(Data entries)

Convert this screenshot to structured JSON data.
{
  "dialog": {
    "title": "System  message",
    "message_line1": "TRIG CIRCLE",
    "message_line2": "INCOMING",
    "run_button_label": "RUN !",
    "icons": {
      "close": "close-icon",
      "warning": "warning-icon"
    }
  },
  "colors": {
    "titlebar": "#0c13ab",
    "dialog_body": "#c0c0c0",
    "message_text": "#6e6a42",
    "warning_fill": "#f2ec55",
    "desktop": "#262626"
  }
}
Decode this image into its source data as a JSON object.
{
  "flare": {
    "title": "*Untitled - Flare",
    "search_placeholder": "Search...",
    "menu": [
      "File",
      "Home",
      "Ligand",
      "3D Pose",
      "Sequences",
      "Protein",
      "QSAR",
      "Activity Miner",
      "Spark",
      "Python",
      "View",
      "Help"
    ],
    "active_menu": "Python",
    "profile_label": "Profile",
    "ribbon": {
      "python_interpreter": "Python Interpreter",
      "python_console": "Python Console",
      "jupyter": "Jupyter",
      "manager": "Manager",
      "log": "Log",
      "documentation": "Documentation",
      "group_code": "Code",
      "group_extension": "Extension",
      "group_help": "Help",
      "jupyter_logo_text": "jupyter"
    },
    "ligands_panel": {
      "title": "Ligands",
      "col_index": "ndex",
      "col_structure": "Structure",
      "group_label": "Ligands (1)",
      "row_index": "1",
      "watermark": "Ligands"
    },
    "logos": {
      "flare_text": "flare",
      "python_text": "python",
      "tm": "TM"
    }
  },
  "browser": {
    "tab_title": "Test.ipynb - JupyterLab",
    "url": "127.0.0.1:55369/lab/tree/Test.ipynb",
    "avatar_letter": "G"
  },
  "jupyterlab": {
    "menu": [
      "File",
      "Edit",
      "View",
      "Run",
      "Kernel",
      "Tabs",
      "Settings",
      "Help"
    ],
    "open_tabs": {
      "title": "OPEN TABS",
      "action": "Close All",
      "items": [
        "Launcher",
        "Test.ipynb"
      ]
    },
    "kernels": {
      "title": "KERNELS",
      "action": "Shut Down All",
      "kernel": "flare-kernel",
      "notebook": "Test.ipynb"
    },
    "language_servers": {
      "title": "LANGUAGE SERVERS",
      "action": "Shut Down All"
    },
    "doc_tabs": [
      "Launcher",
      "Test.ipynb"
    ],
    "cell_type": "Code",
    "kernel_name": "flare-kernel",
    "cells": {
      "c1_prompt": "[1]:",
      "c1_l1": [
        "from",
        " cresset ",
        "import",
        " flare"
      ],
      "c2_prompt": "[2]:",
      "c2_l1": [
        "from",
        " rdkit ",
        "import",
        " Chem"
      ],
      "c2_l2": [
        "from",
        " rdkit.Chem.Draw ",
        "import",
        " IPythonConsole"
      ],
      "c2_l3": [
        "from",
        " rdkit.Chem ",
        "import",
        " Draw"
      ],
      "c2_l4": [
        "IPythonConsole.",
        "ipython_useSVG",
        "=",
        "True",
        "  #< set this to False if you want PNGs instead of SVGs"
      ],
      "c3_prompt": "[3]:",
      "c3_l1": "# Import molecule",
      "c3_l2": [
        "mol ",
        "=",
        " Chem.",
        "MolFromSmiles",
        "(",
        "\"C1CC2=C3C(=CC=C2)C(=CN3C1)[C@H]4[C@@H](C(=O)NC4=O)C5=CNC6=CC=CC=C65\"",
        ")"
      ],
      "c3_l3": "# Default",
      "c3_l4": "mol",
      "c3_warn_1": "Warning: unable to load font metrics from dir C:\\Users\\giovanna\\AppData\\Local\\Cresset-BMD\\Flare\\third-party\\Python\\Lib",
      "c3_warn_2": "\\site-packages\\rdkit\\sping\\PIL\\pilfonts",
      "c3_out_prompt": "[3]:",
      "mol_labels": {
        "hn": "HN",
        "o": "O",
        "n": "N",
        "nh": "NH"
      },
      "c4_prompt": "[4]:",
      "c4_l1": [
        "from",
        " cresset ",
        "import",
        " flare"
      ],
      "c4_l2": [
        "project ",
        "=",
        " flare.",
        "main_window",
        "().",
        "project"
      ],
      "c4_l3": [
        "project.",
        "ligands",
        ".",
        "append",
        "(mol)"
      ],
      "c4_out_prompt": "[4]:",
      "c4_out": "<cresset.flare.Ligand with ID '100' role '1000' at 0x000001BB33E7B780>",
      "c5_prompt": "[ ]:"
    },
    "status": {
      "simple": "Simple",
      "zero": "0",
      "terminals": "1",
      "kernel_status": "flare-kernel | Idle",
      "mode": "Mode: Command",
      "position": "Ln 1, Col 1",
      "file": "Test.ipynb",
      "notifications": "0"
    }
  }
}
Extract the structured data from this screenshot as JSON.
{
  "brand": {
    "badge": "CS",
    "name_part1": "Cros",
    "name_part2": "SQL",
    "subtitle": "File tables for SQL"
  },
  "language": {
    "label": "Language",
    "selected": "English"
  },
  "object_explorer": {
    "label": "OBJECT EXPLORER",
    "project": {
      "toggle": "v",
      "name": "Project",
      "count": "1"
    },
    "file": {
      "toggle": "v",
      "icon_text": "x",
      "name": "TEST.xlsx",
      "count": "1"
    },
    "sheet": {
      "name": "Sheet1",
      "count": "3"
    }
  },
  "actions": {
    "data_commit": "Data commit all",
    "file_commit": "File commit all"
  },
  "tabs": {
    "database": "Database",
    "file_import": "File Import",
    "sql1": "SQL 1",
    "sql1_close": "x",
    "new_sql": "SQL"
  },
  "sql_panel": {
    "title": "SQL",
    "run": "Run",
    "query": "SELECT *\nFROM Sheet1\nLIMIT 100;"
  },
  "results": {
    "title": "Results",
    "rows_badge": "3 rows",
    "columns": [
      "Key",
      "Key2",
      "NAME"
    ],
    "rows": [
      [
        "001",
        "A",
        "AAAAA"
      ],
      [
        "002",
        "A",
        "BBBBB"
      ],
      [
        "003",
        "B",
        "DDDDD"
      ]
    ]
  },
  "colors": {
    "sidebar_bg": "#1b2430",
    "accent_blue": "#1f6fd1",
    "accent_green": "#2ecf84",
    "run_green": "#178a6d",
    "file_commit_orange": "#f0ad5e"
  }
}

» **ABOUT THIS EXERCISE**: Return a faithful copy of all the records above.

» **SOLUTION**:
Convert this screenshot to structured JSON data.
{
  "dialog": {
    "title": "System  message",
    "message_line1": "TRIG CIRCLE",
    "message_line2": "INCOMING",
    "run_button_label": "RUN !",
    "icons": {
      "close": "close-icon",
      "warning": "warning-icon"
    }
  },
  "colors": {
    "titlebar": "#0c13ab",
    "dialog_body": "#c0c0c0",
    "message_text": "#6e6a42",
    "warning_fill": "#f2ec55",
    "desktop": "#262626"
  }
}
Decode this image into its source data as a JSON object.
{
  "flare": {
    "title": "*Untitled - Flare",
    "search_placeholder": "Search...",
    "menu": [
      "File",
      "Home",
      "Ligand",
      "3D Pose",
      "Sequences",
      "Protein",
      "QSAR",
      "Activity Miner",
      "Spark",
      "Python",
      "View",
      "Help"
    ],
    "active_menu": "Python",
    "profile_label": "Profile",
    "ribbon": {
      "python_interpreter": "Python Interpreter",
      "python_console": "Python Console",
      "jupyter": "Jupyter",
      "manager": "Manager",
      "log": "Log",
      "documentation": "Documentation",
      "group_code": "Code",
      "group_extension": "Extension",
      "group_help": "Help",
      "jupyter_logo_text": "jupyter"
    },
    "ligands_panel": {
      "title": "Ligands",
      "col_index": "ndex",
      "col_structure": "Structure",
      "group_label": "Ligands (1)",
      "row_index": "1",
      "watermark": "Ligands"
    },
    "logos": {
      "flare_text": "flare",
      "python_text": "python",
      "tm": "TM"
    }
  },
  "browser": {
    "tab_title": "Test.ipynb - JupyterLab",
    "url": "127.0.0.1:55369/lab/tree/Test.ipynb",
    "avatar_letter": "G"
  },
  "jupyterlab": {
    "menu": [
      "File",
      "Edit",
      "View",
      "Run",
      "Kernel",
      "Tabs",
      "Settings",
      "Help"
    ],
    "open_tabs": {
      "title": "OPEN TABS",
      "action": "Close All",
      "items": [
        "Launcher",
        "Test.ipynb"
      ]
    },
    "kernels": {
      "title": "KERNELS",
      "action": "Shut Down All",
      "kernel": "flare-kernel",
      "notebook": "Test.ipynb"
    },
    "language_servers": {
      "title": "LANGUAGE SERVERS",
      "action": "Shut Down All"
    },
    "doc_tabs": [
      "Launcher",
      "Test.ipynb"
    ],
    "cell_type": "Code",
    "kernel_name": "flare-kernel",
    "cells": {
      "c1_prompt": "[1]:",
      "c1_l1": [
        "from",
        " cresset ",
        "import",
        " flare"
      ],
      "c2_prompt": "[2]:",
      "c2_l1": [
        "from",
        " rdkit ",
        "import",
        " Chem"
      ],
      "c2_l2": [
        "from",
        " rdkit.Chem.Draw ",
        "import",
        " IPythonConsole"
      ],
      "c2_l3": [
        "from",
        " rdkit.Chem ",
        "import",
        " Draw"
      ],
      "c2_l4": [
        "IPythonConsole.",
        "ipython_useSVG",
        "=",
        "True",
        "  #< set this to False if you want PNGs instead of SVGs"
      ],
      "c3_prompt": "[3]:",
      "c3_l1": "# Import molecule",
      "c3_l2": [
        "mol ",
        "=",
        " Chem.",
        "MolFromSmiles",
        "(",
        "\"C1CC2=C3C(=CC=C2)C(=CN3C1)[C@H]4[C@@H](C(=O)NC4=O)C5=CNC6=CC=CC=C65\"",
        ")"
      ],
      "c3_l3": "# Default",
      "c3_l4": "mol",
      "c3_warn_1": "Warning: unable to load font metrics from dir C:\\Users\\giovanna\\AppData\\Local\\Cresset-BMD\\Flare\\third-party\\Python\\Lib",
      "c3_warn_2": "\\site-packages\\rdkit\\sping\\PIL\\pilfonts",
      "c3_out_prompt": "[3]:",
      "mol_labels": {
        "hn": "HN",
        "o": "O",
        "n": "N",
        "nh": "NH"
      },
      "c4_prompt": "[4]:",
      "c4_l1": [
        "from",
        " cresset ",
        "import",
        " flare"
      ],
      "c4_l2": [
        "project ",
        "=",
        " flare.",
        "main_window",
        "().",
        "project"
      ],
      "c4_l3": [
        "project.",
        "ligands",
        ".",
        "append",
        "(mol)"
      ],
      "c4_out_prompt": "[4]:",
      "c4_out": "<cresset.flare.Ligand with ID '100' role '1000' at 0x000001BB33E7B780>",
      "c5_prompt": "[ ]:"
    },
    "status": {
      "simple": "Simple",
      "zero": "0",
      "terminals": "1",
      "kernel_status": "flare-kernel | Idle",
      "mode": "Mode: Command",
      "position": "Ln 1, Col 1",
      "file": "Test.ipynb",
      "notifications": "0"
    }
  }
}
Extract the structured data from this screenshot as JSON.
{
  "brand": {
    "badge": "CS",
    "name_part1": "Cros",
    "name_part2": "SQL",
    "subtitle": "File tables for SQL"
  },
  "language": {
    "label": "Language",
    "selected": "English"
  },
  "object_explorer": {
    "label": "OBJECT EXPLORER",
    "project": {
      "toggle": "v",
      "name": "Project",
      "count": "1"
    },
    "file": {
      "toggle": "v",
      "icon_text": "x",
      "name": "TEST.xlsx",
      "count": "1"
    },
    "sheet": {
      "name": "Sheet1",
      "count": "3"
    }
  },
  "actions": {
    "data_commit": "Data commit all",
    "file_commit": "File commit all"
  },
  "tabs": {
    "database": "Database",
    "file_import": "File Import",
    "sql1": "SQL 1",
    "sql1_close": "x",
    "new_sql": "SQL"
  },
  "sql_panel": {
    "title": "SQL",
    "run": "Run",
    "query": "SELECT *\nFROM Sheet1\nLIMIT 100;"
  },
  "results": {
    "title": "Results",
    "rows_badge": "3 rows",
    "columns": [
      "Key",
      "Key2",
      "NAME"
    ],
    "rows": [
      [
        "001",
        "A",
        "AAAAA"
      ],
      [
        "002",
        "A",
        "BBBBB"
      ],
      [
        "003",
        "B",
        "DDDDD"
      ]
    ]
  },
  "colors": {
    "sidebar_bg": "#1b2430",
    "accent_blue": "#1f6fd1",
    "accent_green": "#2ecf84",
    "run_green": "#178a6d",
    "file_commit_orange": "#f0ad5e"
  }
}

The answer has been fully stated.